Professor Liam McIlvanney, the son of novelist William McIlvanney, was born in Kilmarnock in Ayrshire, and studied at Glasgow and Oxford Universities. After ten years lecturing in Scottish and Irish literature at the University of Aberdeen, he moved to Dunedin in New Zealand to teach at the University of Otago. He lectures in Scottish literature, culture and history, and on Irish-Scottish literary connections, and holds the Stuart Professor of Scottish Studies chair at the University. He won a Saltire Award for his first book, Burns the Radical, in 2002. A chance meeting with an editor for Faber and Faber persuaded him to turn to fiction, and his first novel, All the Colours of the Town, was published in 2009. He is currently working on a second novel featuring journalist Gerry Conway. He has also written reviews and criticism for the London Review of Books, The Guardian, and others.
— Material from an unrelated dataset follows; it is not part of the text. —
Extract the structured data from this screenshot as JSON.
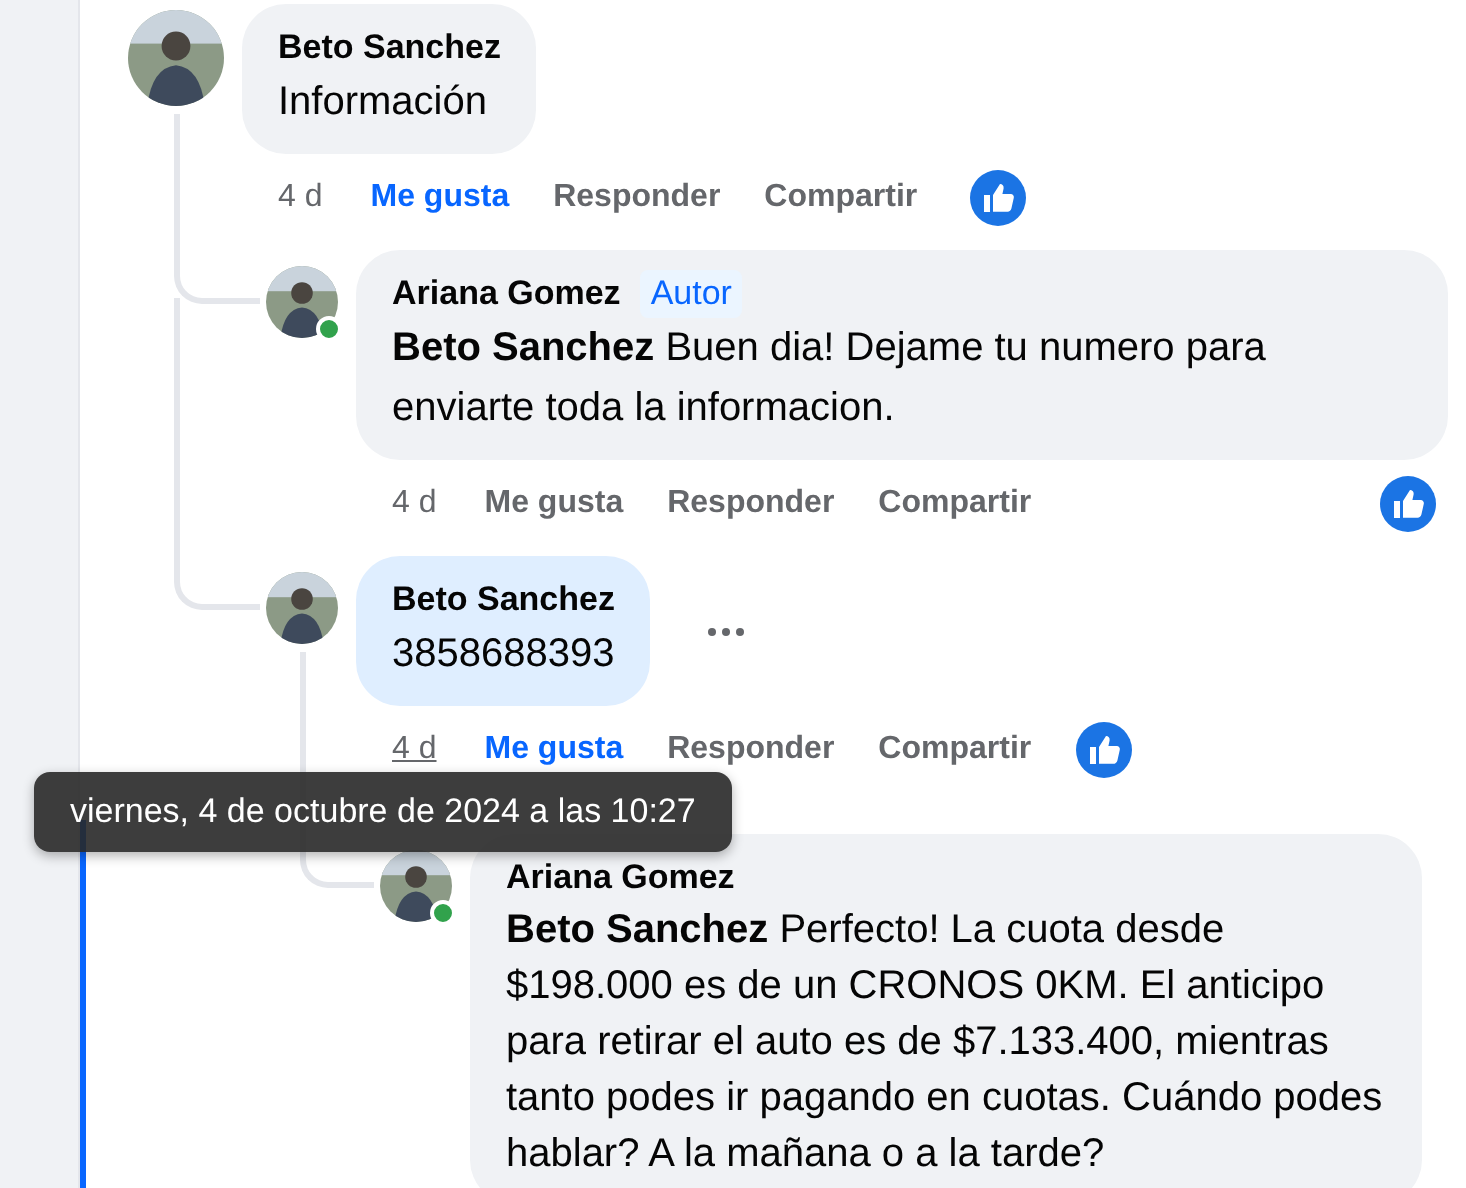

He lives in Dunedin with his wife and children.
After three years in the wilderness, hardboiled reporter Gerry Conway is back at his desk at the Glasgow Tribune. But three years is a long time on newspapers and things have changed - readers are dwindling, budgets are tightening, and the Trib's once rigorous standards are slipping. Once the paper's star reporter, Conway now plays second fiddle to his former protege, crime reporter Martin Moir.
But when Moir goes AWOL as a big story breaks, Conway is dispatched to cover a gangland shooting. And when Moir's body turns up in a flooded quarry, Conway is drawn deeper into the city's criminal underworld as he looks for the truth about his colleague's death. Braving the hostility of gangsters, ambitious politicians and his own newspaper bosses, Conway discovers he still has what it takes to break a big story. But this is a story not everyone wants to hear as the city prepares to host the Commonwealth Games and the country gears up for a make-or-break referendum on independence.
In this, the second book in the Conway Trilogy, McIlvanney explores the murky interface of crime and politics in the new Scotland.